- _WHAT YOU WILL DO_
Would you restate the listing word for word, with the images omitted?

- _GIVEN DATA_
[Start of section]
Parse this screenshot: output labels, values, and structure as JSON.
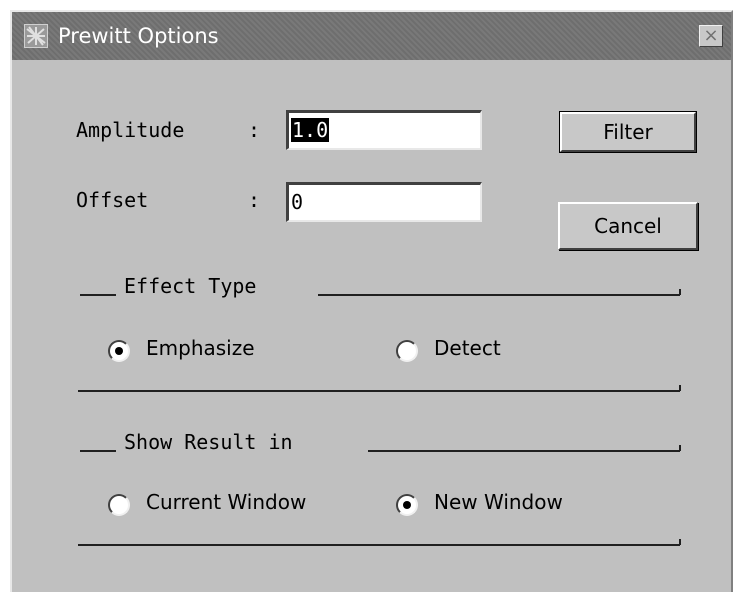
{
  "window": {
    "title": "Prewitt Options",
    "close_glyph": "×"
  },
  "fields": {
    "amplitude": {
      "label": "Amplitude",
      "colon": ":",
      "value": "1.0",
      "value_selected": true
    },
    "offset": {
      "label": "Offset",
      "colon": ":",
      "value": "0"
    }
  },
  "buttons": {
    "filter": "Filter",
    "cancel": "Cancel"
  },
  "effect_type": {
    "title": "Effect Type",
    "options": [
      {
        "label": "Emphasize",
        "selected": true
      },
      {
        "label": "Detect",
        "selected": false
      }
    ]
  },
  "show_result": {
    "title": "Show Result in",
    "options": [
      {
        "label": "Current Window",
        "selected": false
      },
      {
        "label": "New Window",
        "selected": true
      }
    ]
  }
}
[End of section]
- _ANSWER FOR THIS EXERCISE_
Parse this screenshot: output labels, values, and structure as JSON.
{
  "window": {
    "title": "Prewitt Options",
    "close_glyph": "×"
  },
  "fields": {
    "amplitude": {
      "label": "Amplitude",
      "colon": ":",
      "value": "1.0",
      "value_selected": true
    },
    "offset": {
      "label": "Offset",
      "colon": ":",
      "value": "0"
    }
  },
  "buttons": {
    "filter": "Filter",
    "cancel": "Cancel"
  },
  "effect_type": {
    "title": "Effect Type",
    "options": [
      {
        "label": "Emphasize",
        "selected": true
      },
      {
        "label": "Detect",
        "selected": false
      }
    ]
  },
  "show_result": {
    "title": "Show Result in",
    "options": [
      {
        "label": "Current Window",
        "selected": false
      },
      {
        "label": "New Window",
        "selected": true
      }
    ]
  }
}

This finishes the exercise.